### What this task involves
All that is needed is each line of the entries holding the word "icon", copied as it stands.

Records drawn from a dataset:
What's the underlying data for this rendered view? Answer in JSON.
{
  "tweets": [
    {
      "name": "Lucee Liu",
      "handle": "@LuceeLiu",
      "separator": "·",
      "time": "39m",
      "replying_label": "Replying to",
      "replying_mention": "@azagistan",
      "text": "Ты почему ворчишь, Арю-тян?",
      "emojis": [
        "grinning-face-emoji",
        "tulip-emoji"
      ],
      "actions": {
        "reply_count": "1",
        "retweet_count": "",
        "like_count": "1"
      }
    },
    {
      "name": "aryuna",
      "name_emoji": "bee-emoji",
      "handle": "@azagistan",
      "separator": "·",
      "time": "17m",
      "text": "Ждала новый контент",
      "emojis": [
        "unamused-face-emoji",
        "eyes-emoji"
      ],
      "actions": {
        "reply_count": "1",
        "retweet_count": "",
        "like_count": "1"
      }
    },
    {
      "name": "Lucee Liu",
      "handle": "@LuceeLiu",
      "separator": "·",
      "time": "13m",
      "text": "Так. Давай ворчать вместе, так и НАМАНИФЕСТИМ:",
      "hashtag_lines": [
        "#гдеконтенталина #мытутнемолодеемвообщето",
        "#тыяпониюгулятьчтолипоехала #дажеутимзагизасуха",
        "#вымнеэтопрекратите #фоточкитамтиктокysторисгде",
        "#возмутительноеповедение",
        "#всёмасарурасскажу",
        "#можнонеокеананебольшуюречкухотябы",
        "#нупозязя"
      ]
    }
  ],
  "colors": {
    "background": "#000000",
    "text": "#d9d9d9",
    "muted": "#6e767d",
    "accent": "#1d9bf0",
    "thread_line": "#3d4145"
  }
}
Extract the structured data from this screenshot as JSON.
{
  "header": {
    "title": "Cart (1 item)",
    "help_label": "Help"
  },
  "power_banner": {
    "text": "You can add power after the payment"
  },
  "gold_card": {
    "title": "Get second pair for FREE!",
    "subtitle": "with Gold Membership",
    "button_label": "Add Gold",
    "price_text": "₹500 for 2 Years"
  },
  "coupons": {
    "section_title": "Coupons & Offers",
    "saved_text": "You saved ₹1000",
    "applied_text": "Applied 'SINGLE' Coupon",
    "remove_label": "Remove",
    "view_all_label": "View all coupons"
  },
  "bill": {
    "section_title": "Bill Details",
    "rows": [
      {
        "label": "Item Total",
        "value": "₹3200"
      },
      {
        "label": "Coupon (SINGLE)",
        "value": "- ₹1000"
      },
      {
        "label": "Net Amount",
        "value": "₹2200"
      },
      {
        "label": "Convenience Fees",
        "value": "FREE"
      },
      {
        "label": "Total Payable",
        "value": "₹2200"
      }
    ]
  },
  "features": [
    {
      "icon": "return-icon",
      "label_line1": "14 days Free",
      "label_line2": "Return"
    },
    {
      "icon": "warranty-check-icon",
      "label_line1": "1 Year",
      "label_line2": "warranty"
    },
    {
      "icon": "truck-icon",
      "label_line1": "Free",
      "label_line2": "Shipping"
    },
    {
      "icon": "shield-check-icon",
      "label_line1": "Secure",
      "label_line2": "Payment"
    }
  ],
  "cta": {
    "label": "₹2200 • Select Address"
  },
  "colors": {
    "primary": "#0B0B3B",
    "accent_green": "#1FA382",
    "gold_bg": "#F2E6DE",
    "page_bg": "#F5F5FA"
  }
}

### Expected output
      "icon": "return-icon",
      "icon": "warranty-check-icon",
      "icon": "truck-icon",
      "icon": "shield-check-icon",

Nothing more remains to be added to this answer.